((

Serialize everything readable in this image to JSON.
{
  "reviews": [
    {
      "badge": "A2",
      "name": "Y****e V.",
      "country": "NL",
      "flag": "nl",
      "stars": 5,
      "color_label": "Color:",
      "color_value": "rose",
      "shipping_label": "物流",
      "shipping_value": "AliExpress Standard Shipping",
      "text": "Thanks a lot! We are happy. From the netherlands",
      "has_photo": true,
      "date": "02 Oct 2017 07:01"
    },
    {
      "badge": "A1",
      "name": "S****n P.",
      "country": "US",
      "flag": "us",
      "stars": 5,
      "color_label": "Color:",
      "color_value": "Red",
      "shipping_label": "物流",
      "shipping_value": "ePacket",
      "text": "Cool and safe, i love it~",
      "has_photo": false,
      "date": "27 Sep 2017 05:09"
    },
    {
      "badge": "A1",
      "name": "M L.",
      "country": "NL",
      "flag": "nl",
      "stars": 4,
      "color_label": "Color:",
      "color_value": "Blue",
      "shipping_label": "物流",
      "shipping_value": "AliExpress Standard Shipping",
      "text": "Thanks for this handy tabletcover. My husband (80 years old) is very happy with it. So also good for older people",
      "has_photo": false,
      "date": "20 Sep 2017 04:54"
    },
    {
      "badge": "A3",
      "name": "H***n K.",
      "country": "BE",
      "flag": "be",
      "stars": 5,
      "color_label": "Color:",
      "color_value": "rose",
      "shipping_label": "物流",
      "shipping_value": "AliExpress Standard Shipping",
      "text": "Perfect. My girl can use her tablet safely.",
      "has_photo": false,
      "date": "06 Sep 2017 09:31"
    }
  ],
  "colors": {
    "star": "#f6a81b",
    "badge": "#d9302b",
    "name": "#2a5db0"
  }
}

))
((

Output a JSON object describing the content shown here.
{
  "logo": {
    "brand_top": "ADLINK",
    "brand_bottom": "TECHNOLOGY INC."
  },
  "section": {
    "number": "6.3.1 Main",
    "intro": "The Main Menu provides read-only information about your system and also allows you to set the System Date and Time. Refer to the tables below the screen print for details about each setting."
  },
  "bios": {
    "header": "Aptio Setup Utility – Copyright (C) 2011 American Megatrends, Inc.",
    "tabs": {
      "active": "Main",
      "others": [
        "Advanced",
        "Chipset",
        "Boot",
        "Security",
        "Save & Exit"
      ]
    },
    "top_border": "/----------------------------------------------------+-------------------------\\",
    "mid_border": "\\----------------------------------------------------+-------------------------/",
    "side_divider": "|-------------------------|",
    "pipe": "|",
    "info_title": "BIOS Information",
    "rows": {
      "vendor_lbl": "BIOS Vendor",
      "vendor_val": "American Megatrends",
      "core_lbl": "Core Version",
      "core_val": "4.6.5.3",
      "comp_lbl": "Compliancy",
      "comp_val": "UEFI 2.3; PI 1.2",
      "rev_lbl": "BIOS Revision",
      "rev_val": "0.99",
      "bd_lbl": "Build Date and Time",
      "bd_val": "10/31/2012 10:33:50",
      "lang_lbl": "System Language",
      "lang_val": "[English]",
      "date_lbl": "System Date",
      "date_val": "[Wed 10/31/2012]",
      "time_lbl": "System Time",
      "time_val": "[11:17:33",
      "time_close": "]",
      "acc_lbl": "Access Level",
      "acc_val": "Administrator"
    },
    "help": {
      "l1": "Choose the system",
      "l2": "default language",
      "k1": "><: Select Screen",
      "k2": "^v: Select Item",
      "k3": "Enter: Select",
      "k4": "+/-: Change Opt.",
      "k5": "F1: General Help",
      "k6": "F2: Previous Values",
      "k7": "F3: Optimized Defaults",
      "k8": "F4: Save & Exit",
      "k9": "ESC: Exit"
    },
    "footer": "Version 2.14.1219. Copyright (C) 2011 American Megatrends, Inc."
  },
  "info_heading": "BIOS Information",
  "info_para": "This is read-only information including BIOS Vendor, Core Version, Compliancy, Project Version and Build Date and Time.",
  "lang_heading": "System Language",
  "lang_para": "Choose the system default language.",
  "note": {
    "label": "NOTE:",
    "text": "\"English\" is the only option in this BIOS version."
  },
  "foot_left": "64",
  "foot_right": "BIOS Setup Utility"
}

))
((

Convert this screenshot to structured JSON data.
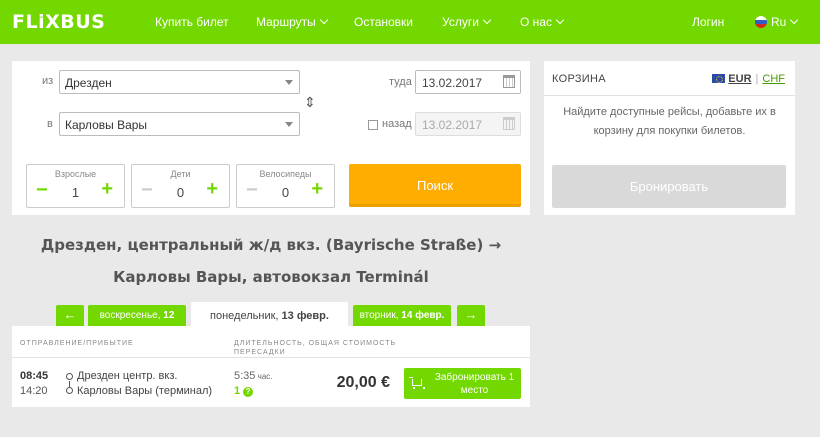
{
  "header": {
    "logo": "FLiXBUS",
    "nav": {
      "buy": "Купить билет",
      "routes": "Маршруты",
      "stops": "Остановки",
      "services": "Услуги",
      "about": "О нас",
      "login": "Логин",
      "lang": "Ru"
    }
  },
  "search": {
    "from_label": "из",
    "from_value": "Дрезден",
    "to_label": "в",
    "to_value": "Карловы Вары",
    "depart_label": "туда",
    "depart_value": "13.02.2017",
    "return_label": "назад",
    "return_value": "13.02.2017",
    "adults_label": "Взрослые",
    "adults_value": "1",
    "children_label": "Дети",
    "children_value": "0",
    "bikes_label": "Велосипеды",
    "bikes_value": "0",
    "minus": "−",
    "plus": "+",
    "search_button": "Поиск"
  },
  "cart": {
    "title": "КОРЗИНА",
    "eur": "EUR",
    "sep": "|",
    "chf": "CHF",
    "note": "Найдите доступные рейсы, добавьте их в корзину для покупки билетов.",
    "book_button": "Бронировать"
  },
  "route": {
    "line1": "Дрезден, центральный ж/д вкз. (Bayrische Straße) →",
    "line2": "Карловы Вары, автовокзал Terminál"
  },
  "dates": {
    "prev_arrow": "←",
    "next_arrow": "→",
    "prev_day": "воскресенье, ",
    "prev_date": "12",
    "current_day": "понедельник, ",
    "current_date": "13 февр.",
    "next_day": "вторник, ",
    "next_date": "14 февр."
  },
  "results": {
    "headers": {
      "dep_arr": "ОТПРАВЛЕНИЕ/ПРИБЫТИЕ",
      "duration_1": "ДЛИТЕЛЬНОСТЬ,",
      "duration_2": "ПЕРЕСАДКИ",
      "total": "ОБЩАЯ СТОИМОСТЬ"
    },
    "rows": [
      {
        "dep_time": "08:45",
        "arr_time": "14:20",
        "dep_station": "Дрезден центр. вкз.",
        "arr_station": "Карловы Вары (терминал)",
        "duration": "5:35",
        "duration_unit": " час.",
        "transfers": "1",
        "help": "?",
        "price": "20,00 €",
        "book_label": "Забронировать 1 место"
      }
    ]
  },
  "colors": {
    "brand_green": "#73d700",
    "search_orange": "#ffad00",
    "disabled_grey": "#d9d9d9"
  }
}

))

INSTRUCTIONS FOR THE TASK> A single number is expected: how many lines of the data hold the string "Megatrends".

ANSWER TO THIS TASK> 3